» **Material shown**
═══

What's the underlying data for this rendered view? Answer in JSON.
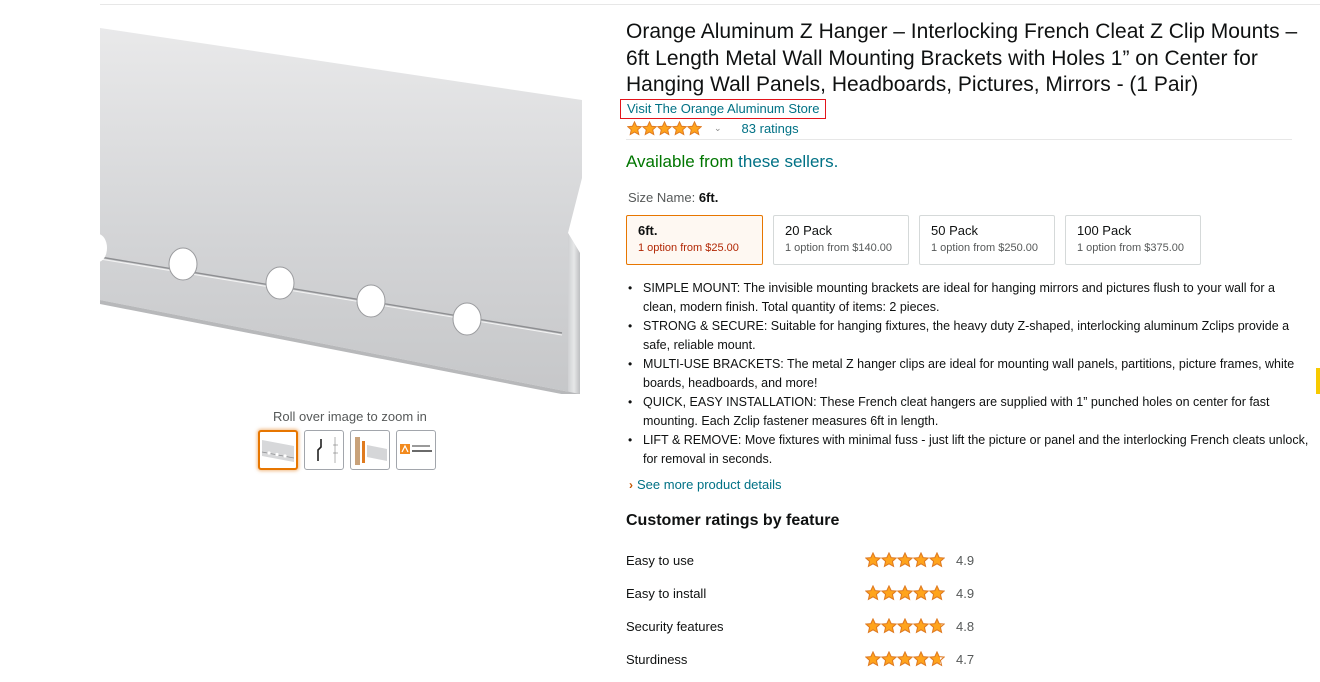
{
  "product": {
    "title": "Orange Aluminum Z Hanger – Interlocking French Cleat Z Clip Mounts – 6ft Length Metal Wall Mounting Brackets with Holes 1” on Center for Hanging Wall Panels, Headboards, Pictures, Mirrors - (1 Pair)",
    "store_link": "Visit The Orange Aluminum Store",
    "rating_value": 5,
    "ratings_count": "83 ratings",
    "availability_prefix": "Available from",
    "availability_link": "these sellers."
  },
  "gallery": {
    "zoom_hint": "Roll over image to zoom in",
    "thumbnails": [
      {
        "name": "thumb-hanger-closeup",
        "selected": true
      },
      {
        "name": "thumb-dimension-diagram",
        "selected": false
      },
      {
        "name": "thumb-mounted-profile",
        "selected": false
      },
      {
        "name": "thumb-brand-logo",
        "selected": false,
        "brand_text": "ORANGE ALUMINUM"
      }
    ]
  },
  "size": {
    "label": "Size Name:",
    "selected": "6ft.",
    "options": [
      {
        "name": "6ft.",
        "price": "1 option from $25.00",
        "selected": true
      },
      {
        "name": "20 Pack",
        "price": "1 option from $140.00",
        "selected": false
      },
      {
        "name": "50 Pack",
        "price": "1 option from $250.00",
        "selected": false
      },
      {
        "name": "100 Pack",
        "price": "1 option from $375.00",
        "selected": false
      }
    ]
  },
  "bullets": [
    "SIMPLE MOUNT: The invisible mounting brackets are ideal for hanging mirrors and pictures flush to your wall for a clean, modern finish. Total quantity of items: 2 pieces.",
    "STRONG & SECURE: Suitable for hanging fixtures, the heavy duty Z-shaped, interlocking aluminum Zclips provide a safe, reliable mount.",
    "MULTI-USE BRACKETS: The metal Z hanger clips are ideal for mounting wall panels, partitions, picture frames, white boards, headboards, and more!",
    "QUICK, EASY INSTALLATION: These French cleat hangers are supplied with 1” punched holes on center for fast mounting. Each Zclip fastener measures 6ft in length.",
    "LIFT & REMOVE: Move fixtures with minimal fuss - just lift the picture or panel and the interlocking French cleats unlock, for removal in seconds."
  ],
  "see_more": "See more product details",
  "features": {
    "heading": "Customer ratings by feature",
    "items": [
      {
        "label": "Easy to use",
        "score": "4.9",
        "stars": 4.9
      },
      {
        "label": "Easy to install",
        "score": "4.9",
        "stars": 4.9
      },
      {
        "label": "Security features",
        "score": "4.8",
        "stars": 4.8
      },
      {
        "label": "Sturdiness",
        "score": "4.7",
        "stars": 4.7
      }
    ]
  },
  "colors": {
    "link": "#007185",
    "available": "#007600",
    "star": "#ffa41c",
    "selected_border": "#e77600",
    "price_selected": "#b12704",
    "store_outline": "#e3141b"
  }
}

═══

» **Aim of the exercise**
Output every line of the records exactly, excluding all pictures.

» **Solution**
What's the underlying data for this rendered view? Answer in JSON.
{
  "product": {
    "title": "Orange Aluminum Z Hanger – Interlocking French Cleat Z Clip Mounts – 6ft Length Metal Wall Mounting Brackets with Holes 1” on Center for Hanging Wall Panels, Headboards, Pictures, Mirrors - (1 Pair)",
    "store_link": "Visit The Orange Aluminum Store",
    "rating_value": 5,
    "ratings_count": "83 ratings",
    "availability_prefix": "Available from",
    "availability_link": "these sellers."
  },
  "gallery": {
    "zoom_hint": "Roll over image to zoom in",
    "thumbnails": [
      {
        "name": "thumb-hanger-closeup",
        "selected": true
      },
      {
        "name": "thumb-dimension-diagram",
        "selected": false
      },
      {
        "name": "thumb-mounted-profile",
        "selected": false
      },
      {
        "name": "thumb-brand-logo",
        "selected": false,
        "brand_text": "ORANGE ALUMINUM"
      }
    ]
  },
  "size": {
    "label": "Size Name:",
    "selected": "6ft.",
    "options": [
      {
        "name": "6ft.",
        "price": "1 option from $25.00",
        "selected": true
      },
      {
        "name": "20 Pack",
        "price": "1 option from $140.00",
        "selected": false
      },
      {
        "name": "50 Pack",
        "price": "1 option from $250.00",
        "selected": false
      },
      {
        "name": "100 Pack",
        "price": "1 option from $375.00",
        "selected": false
      }
    ]
  },
  "bullets": [
    "SIMPLE MOUNT: The invisible mounting brackets are ideal for hanging mirrors and pictures flush to your wall for a clean, modern finish. Total quantity of items: 2 pieces.",
    "STRONG & SECURE: Suitable for hanging fixtures, the heavy duty Z-shaped, interlocking aluminum Zclips provide a safe, reliable mount.",
    "MULTI-USE BRACKETS: The metal Z hanger clips are ideal for mounting wall panels, partitions, picture frames, white boards, headboards, and more!",
    "QUICK, EASY INSTALLATION: These French cleat hangers are supplied with 1” punched holes on center for fast mounting. Each Zclip fastener measures 6ft in length.",
    "LIFT & REMOVE: Move fixtures with minimal fuss - just lift the picture or panel and the interlocking French cleats unlock, for removal in seconds."
  ],
  "see_more": "See more product details",
  "features": {
    "heading": "Customer ratings by feature",
    "items": [
      {
        "label": "Easy to use",
        "score": "4.9",
        "stars": 4.9
      },
      {
        "label": "Easy to install",
        "score": "4.9",
        "stars": 4.9
      },
      {
        "label": "Security features",
        "score": "4.8",
        "stars": 4.8
      },
      {
        "label": "Sturdiness",
        "score": "4.7",
        "stars": 4.7
      }
    ]
  },
  "colors": {
    "link": "#007185",
    "available": "#007600",
    "star": "#ffa41c",
    "selected_border": "#e77600",
    "price_selected": "#b12704",
    "store_outline": "#e3141b"
  }
}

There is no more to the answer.